properties that are being refurbished, and the mews has improved. We have seen values in buildings like Garrick House increase as well. “For a really nice product down there, you’re probably looking at £2,000 per sq ft now. By contrast, a flat we sold in Mount Street recently achieved £3,500 per sq ft. However, because more people are looking to live in the area, prices are starting to move. “The opening of 5 Hertford Street will attract many of the clientele who would normally frequent the restaurants and bars of central Mayfair to Shepherd Market. The area does have a terrific atmosphere, especially in the summer when you have lots of people eating outside.”


Mohamed Nurmohamed, a director of Chesterton Humberts,
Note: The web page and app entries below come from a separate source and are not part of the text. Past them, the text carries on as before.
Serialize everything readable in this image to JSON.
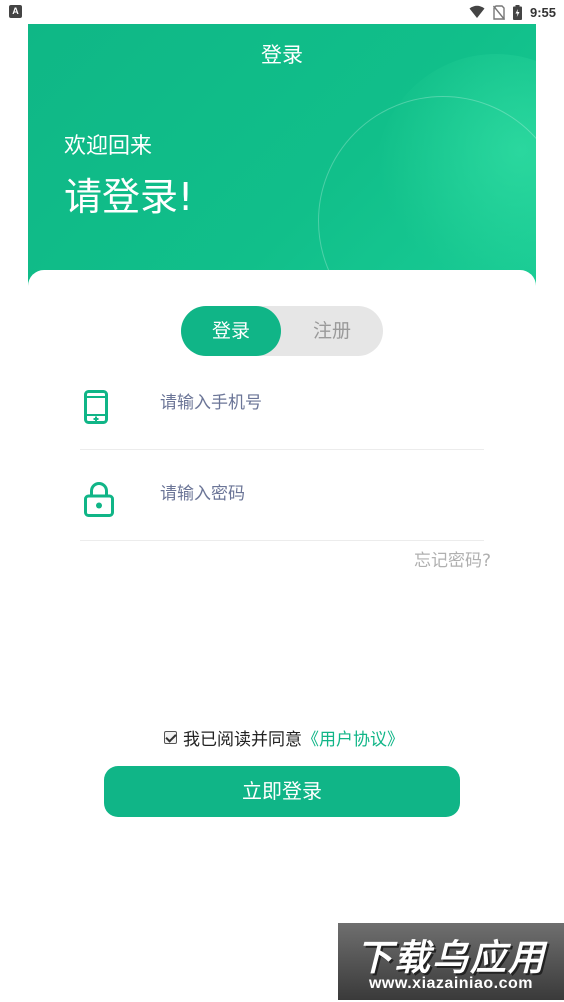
{
  "status_bar": {
    "left_icon": "A",
    "time": "9:55",
    "icons": [
      "wifi-icon",
      "no-sim-icon",
      "battery-charging-icon"
    ]
  },
  "header": {
    "title": "登录",
    "welcome": "欢迎回来",
    "prompt": "请登录!"
  },
  "tabs": {
    "login": "登录",
    "register": "注册",
    "active": "login"
  },
  "form": {
    "phone_placeholder": "请输入手机号",
    "phone_icon": "phone-icon",
    "password_placeholder": "请输入密码",
    "password_icon": "lock-icon",
    "forgot": "忘记密码?"
  },
  "agreement": {
    "checked": true,
    "text": "我已阅读并同意",
    "link": "《用户协议》"
  },
  "submit_label": "立即登录",
  "watermark": {
    "title": "下载乌应用",
    "url": "www.xiazainiao.com"
  },
  "colors": {
    "accent": "#10b587",
    "placeholder": "#6b7597",
    "muted": "#9a9a9a"
  }
}
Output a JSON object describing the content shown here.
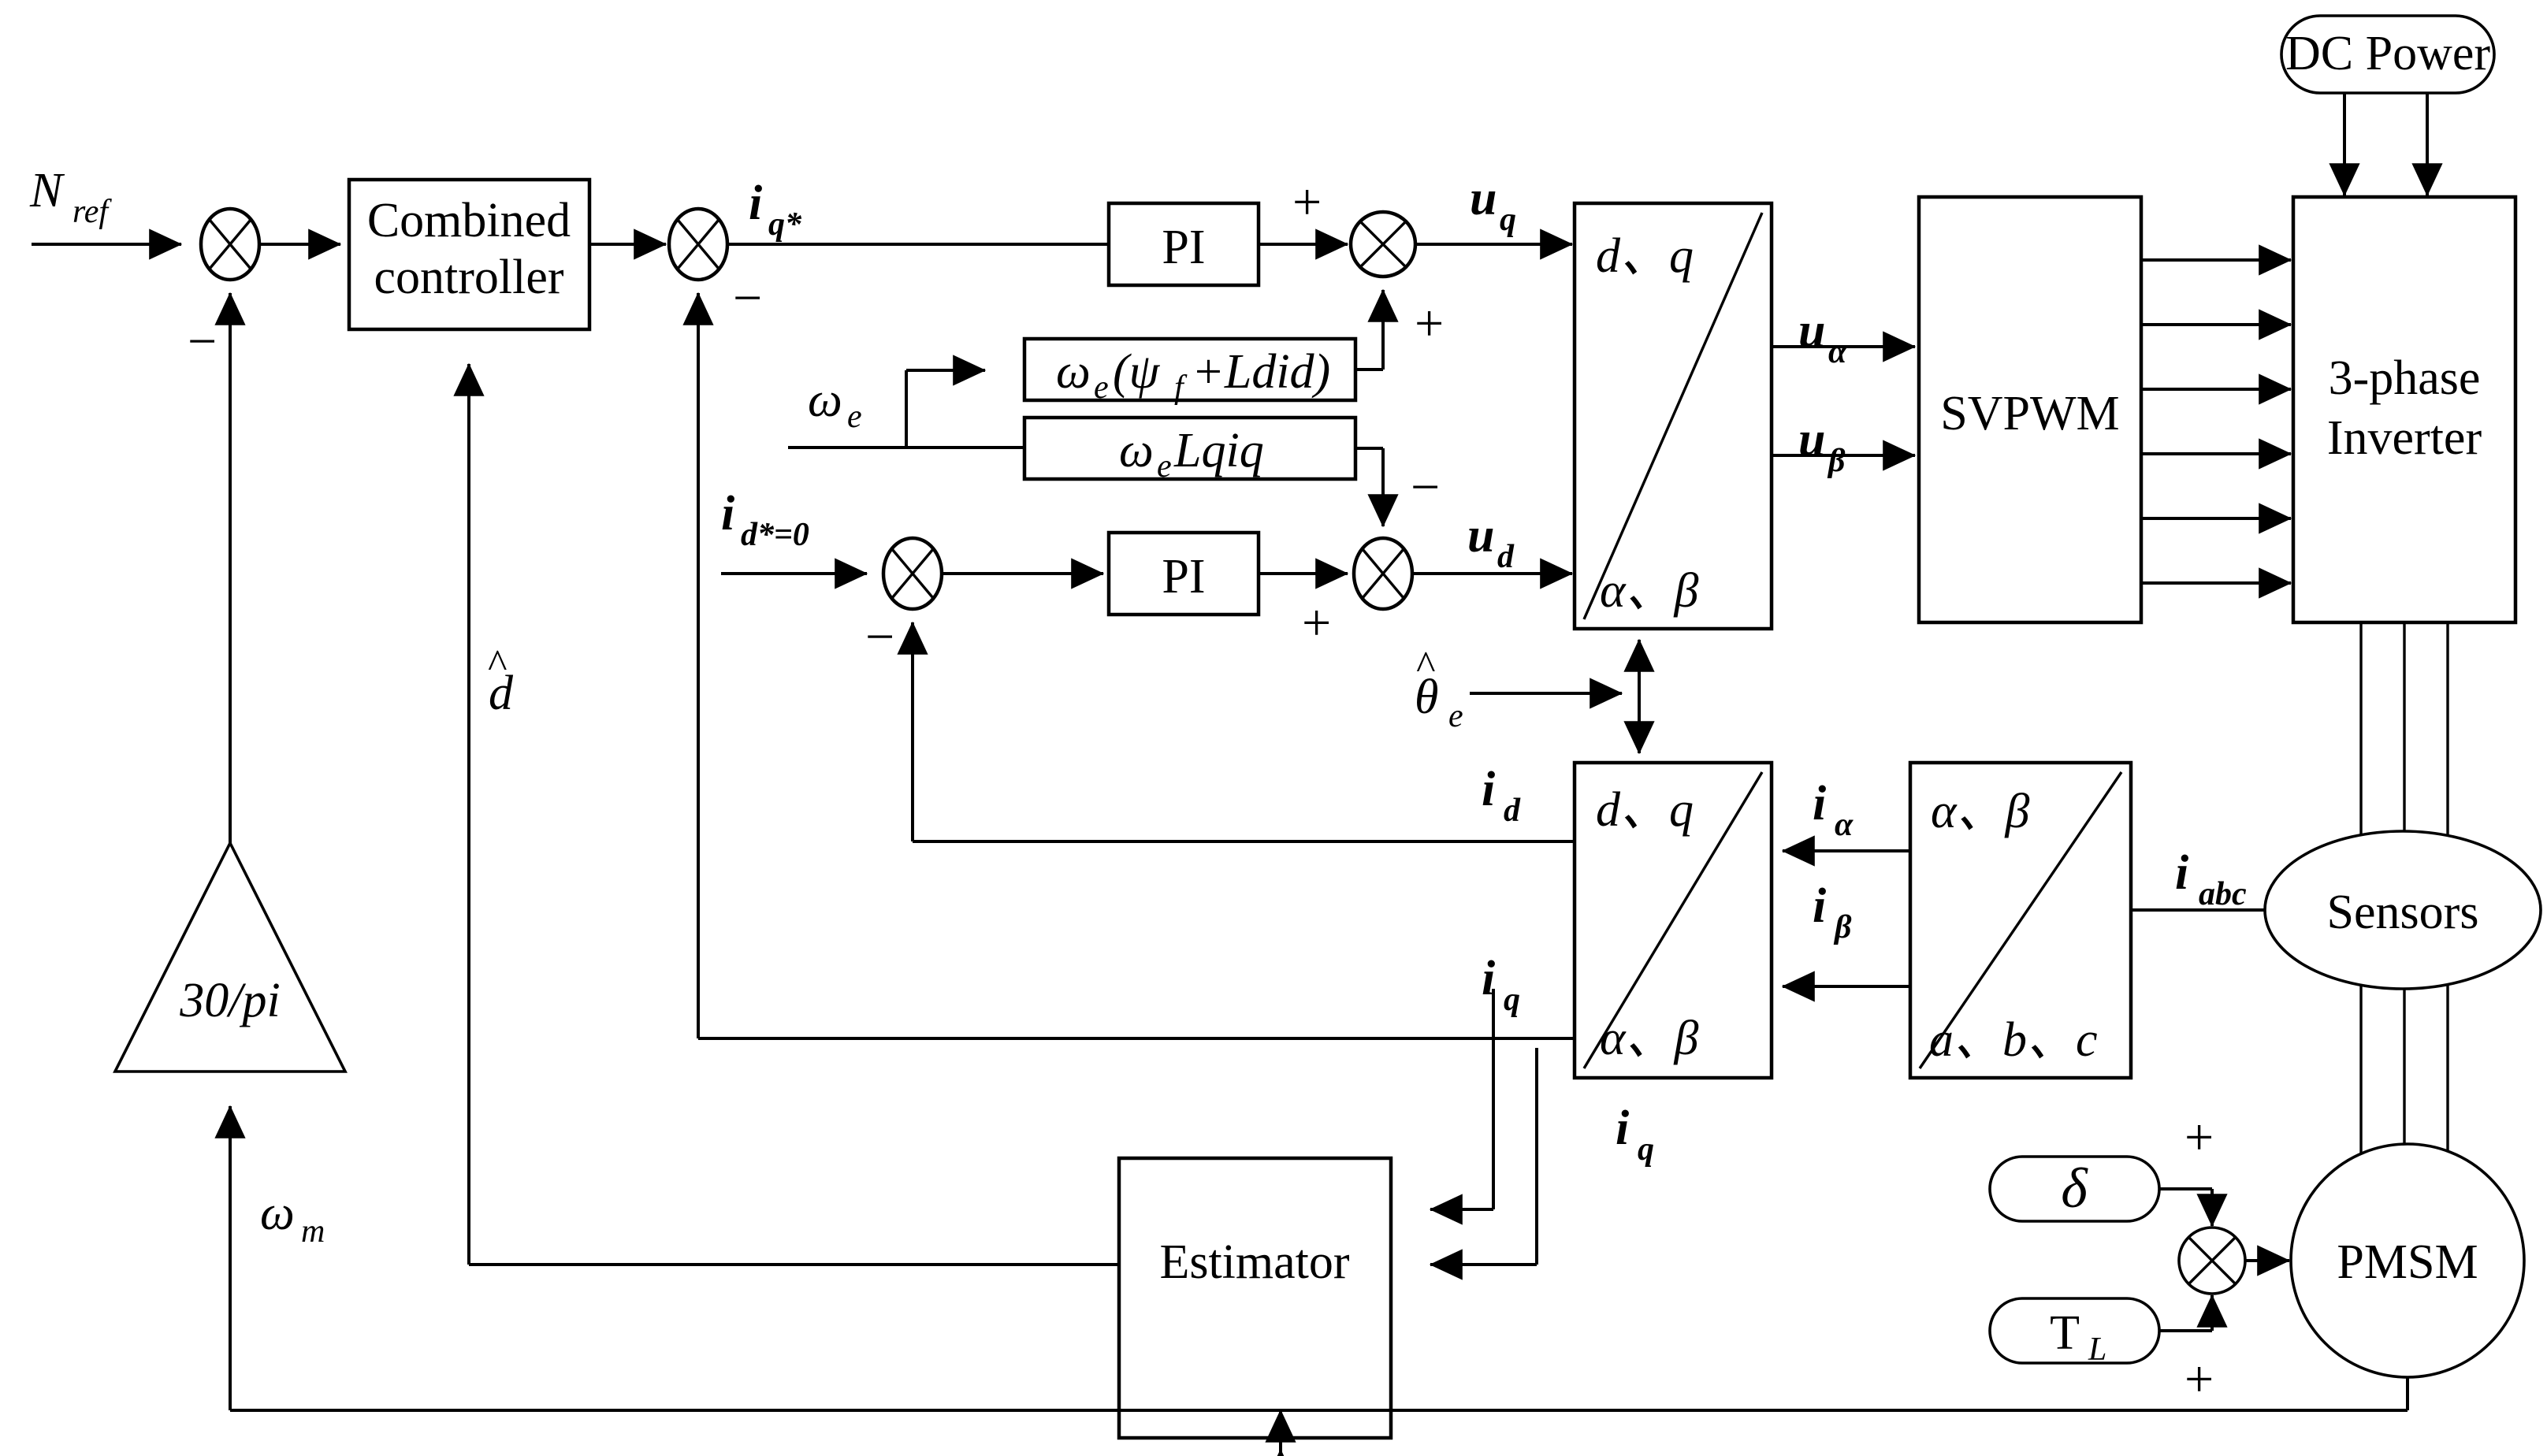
{
  "diagram": {
    "title": "PMSM sensorless field-oriented control block diagram",
    "signals": {
      "n_ref": "N",
      "n_ref_sub": "ref",
      "iq_star": "i",
      "iq_star_sub": "q*",
      "id_star": "i",
      "id_star_sub": "d*=0",
      "uq": "u",
      "uq_sub": "q",
      "ud": "u",
      "ud_sub": "d",
      "ualpha": "u",
      "ualpha_sub": "α",
      "ubeta": "u",
      "ubeta_sub": "β",
      "id": "i",
      "id_sub": "d",
      "iq": "i",
      "iq_sub": "q",
      "iq_bottom": "i",
      "iq_bottom_sub": "q",
      "ialpha": "i",
      "ialpha_sub": "α",
      "ibeta": "i",
      "ibeta_sub": "β",
      "iabc": "i",
      "iabc_sub": "abc",
      "omega_e": "ω",
      "omega_e_sub": "e",
      "omega_m": "ω",
      "omega_m_sub": "m",
      "theta_e_hat": "θ",
      "theta_e_hat_sub": "e",
      "theta_e_hat_mark": "^",
      "d_hat": "d",
      "d_hat_mark": "^"
    },
    "blocks": {
      "combined_controller_line1": "Combined",
      "combined_controller_line2": "controller",
      "pi_q": "PI",
      "pi_d": "PI",
      "decouple_q": "ω",
      "decouple_q_sub": "e",
      "decouple_q_rest": "(ψ",
      "decouple_q_sub2": "f",
      "decouple_q_tail": "+Ldid)",
      "decouple_d": "ω",
      "decouple_d_sub": "e",
      "decouple_d_tail": "Lqiq",
      "dq_to_ab_top": "d、q",
      "dq_to_ab_bottom": "α、β",
      "svpwm": "SVPWM",
      "inverter_line1": "3-phase",
      "inverter_line2": "Inverter",
      "dc_power": "DC Power",
      "pmsm": "PMSM",
      "sensors": "Sensors",
      "ab_to_dq_top": "d、q",
      "ab_to_dq_bottom": "α、β",
      "abc_to_ab_top": "α、β",
      "abc_to_ab_bottom": "a、b、c",
      "estimator": "Estimator",
      "gain_30_pi": "30/pi",
      "delta": "δ",
      "tl": "T",
      "tl_sub": "L"
    },
    "signs": {
      "minus_speed_loop": "−",
      "minus_iq_loop": "−",
      "minus_id_loop": "−",
      "plus_uq_left": "+",
      "plus_uq_bottom": "+",
      "plus_ud_left": "+",
      "minus_ud_top": "−",
      "plus_delta": "+",
      "plus_tl": "+"
    },
    "colors": {
      "line": "#000000",
      "fill": "#ffffff",
      "background": "#ffffff"
    }
  }
}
agrees. “Shepherd Market attracts people who like some sort of vibrancy,” he says. “It appeals to the 35 to 55 age range, and to people who want a pied-à-terre. There are no large apartments there anyway, so families are, to a certain extent, excluded by default. “The investment that has gone into the area over the last few years has put Shepherd Market back on the map in a very respectable, colourful way, in contrast to its legacy. Certain people do have a prejudice against it because of that, but if you have your finger on the pulse you’ll know that it’s actually a very buzzy, vibrant area with a range of popular bars and restaurants.”


Page 1  |  Page 2  |  Page 3  |  Page 4  |  Page 5  |  Page 6  |  Page 7  |  Page 8  |  Page 9  |  Page 10  |  Page 11  |  Page 12  |  Page 13  |  Page 14  |  Page 15  |  Page 16  |  Page 17  |  Page 18  |  Page 19  |  Page 20  |  Page 21  |  Page 22  |  Page 23  |  Page 24  |  Page 25  |  Page 26  |  Page 27  |  Page 28  |  Page 29  |  Page 30  |  Page 31  |  Page 32  |  Page 33  |  Page 34  |  Page 35  |  Page 36  |  Page 37  |  Page 38  |  Page 39  |  Page 40  |  Page 41  |  Page 42  |  Page 43  |  Page 44  |  Page 45  |  Page 46  |  Page 47  |  Page 48  |  Page 49  |  Page 50  |  Page 51  |  Page 52  |  Page 53  |  Page 54  |  Page 55  |  Page 56  |  Page 57  |  Page 58  |  Page 59  |  Page 60  |  Page 61  |  Page 62  |  Page 63  |  Page 64  |  Page 65  |  Page 66  |  Page 67  |  Page 68  |  Page 69  |  Page 70  |  Page 71  |  Page 72  |  Page 73  |  Page 74  |  Page 75  |  Page 76  |  Page 77  |  Page 78  |  Page 79  |  Page 80  |  Page 81  |  Page 82